▶ _ACTIVITY_
What is expected is a word-for-word copy of all the entries.

**** EXERCISE MATERIAL

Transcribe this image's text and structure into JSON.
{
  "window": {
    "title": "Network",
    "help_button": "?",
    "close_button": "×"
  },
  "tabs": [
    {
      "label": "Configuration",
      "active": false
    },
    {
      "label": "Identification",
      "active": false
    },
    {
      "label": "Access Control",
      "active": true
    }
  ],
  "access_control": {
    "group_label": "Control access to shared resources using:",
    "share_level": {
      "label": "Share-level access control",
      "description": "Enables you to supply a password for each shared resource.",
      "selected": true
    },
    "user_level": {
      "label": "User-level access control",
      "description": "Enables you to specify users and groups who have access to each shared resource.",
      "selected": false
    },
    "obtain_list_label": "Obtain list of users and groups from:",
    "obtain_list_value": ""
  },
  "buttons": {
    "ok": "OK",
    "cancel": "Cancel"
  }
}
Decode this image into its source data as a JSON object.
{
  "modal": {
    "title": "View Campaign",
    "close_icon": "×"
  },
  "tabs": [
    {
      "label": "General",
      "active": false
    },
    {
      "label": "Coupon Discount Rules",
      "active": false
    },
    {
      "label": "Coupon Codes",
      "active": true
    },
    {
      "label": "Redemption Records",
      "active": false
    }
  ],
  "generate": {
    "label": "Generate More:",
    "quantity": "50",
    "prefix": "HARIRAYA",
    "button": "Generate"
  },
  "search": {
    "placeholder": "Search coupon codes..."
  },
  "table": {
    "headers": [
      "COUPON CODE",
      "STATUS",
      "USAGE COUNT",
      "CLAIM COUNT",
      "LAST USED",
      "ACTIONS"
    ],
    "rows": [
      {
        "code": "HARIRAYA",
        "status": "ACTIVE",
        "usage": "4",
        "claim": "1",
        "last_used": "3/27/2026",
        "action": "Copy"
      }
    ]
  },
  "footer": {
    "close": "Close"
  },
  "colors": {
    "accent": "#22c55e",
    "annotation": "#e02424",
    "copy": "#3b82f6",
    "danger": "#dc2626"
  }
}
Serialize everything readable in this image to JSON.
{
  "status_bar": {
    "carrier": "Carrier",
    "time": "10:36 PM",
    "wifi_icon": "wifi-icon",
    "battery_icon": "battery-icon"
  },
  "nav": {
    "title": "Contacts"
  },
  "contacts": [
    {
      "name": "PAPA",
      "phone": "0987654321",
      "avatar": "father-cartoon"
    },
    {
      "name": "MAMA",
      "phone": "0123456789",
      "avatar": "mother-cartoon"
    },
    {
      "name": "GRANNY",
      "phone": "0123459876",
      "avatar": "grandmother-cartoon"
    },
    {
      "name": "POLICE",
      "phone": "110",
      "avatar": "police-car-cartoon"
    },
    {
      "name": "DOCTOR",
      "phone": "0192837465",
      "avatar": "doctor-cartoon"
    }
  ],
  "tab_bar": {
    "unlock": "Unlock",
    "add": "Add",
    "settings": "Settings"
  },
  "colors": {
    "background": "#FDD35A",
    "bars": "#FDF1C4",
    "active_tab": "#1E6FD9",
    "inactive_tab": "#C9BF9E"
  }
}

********

▶ _RESULT_
Transcribe this image's text and structure into JSON.
{
  "window": {
    "title": "Network",
    "help_button": "?",
    "close_button": "×"
  },
  "tabs": [
    {
      "label": "Configuration",
      "active": false
    },
    {
      "label": "Identification",
      "active": false
    },
    {
      "label": "Access Control",
      "active": true
    }
  ],
  "access_control": {
    "group_label": "Control access to shared resources using:",
    "share_level": {
      "label": "Share-level access control",
      "description": "Enables you to supply a password for each shared resource.",
      "selected": true
    },
    "user_level": {
      "label": "User-level access control",
      "description": "Enables you to specify users and groups who have access to each shared resource.",
      "selected": false
    },
    "obtain_list_label": "Obtain list of users and groups from:",
    "obtain_list_value": ""
  },
  "buttons": {
    "ok": "OK",
    "cancel": "Cancel"
  }
}
Decode this image into its source data as a JSON object.
{
  "modal": {
    "title": "View Campaign",
    "close_icon": "×"
  },
  "tabs": [
    {
      "label": "General",
      "active": false
    },
    {
      "label": "Coupon Discount Rules",
      "active": false
    },
    {
      "label": "Coupon Codes",
      "active": true
    },
    {
      "label": "Redemption Records",
      "active": false
    }
  ],
  "generate": {
    "label": "Generate More:",
    "quantity": "50",
    "prefix": "HARIRAYA",
    "button": "Generate"
  },
  "search": {
    "placeholder": "Search coupon codes..."
  },
  "table": {
    "headers": [
      "COUPON CODE",
      "STATUS",
      "USAGE COUNT",
      "CLAIM COUNT",
      "LAST USED",
      "ACTIONS"
    ],
    "rows": [
      {
        "code": "HARIRAYA",
        "status": "ACTIVE",
        "usage": "4",
        "claim": "1",
        "last_used": "3/27/2026",
        "action": "Copy"
      }
    ]
  },
  "footer": {
    "close": "Close"
  },
  "colors": {
    "accent": "#22c55e",
    "annotation": "#e02424",
    "copy": "#3b82f6",
    "danger": "#dc2626"
  }
}
Serialize everything readable in this image to JSON.
{
  "status_bar": {
    "carrier": "Carrier",
    "time": "10:36 PM",
    "wifi_icon": "wifi-icon",
    "battery_icon": "battery-icon"
  },
  "nav": {
    "title": "Contacts"
  },
  "contacts": [
    {
      "name": "PAPA",
      "phone": "0987654321",
      "avatar": "father-cartoon"
    },
    {
      "name": "MAMA",
      "phone": "0123456789",
      "avatar": "mother-cartoon"
    },
    {
      "name": "GRANNY",
      "phone": "0123459876",
      "avatar": "grandmother-cartoon"
    },
    {
      "name": "POLICE",
      "phone": "110",
      "avatar": "police-car-cartoon"
    },
    {
      "name": "DOCTOR",
      "phone": "0192837465",
      "avatar": "doctor-cartoon"
    }
  ],
  "tab_bar": {
    "unlock": "Unlock",
    "add": "Add",
    "settings": "Settings"
  },
  "colors": {
    "background": "#FDD35A",
    "bars": "#FDF1C4",
    "active_tab": "#1E6FD9",
    "inactive_tab": "#C9BF9E"
  }
}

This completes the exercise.